Federal official tours Janesville company in efforts to create American production of lifesaving isotope

JANESVILLE, Wis. – Deputy Secretary of Energy Mark Menezes was in Janesville Friday, where he toured SHINE Medical Technologies’ progress of a second building under construction.

The building, which would home to up to eight neutron generators that could produce Moly-99, an isotope with lifesaving medical purposes, is scheduled to be completed in the coming months.

“This is the first of a kind,” Menezes said. “This is the only of a kind. It hasn’t been done anywhere else in the United States.”

Menezes is currently touring several facilities throughout the country that hope to produce Moly-99. Ultimately, the department is prepared to issue federal funding to speed the process along.

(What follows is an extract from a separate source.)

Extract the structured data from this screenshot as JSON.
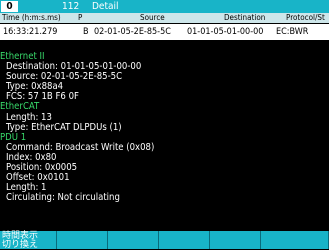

“Since the very beginning, we’ve been partners with the federal government on this,” said SHINE Founder and CEO Greg Piefer. “The government’s role can really be on the front end of (research and development).”

Piefer says SHINE has applied to get the government funding, and that getting it could allow them to move further along in the process of producing the isotope faster than he had originally planned. Currently, he says SHINE hopes to produces Moly-99 by 2022.

Currenltly, Moly-99 is used in 40,000 medical procedures each day, according to National Nuclear Security Administration. However, it’s produced entirely overseas.

“We rely on a lot of products and materials that are made in other countries,” Menezes said. “When you have a global shutdown, it reveals to us the gaps we have in our own supply chains domestically.”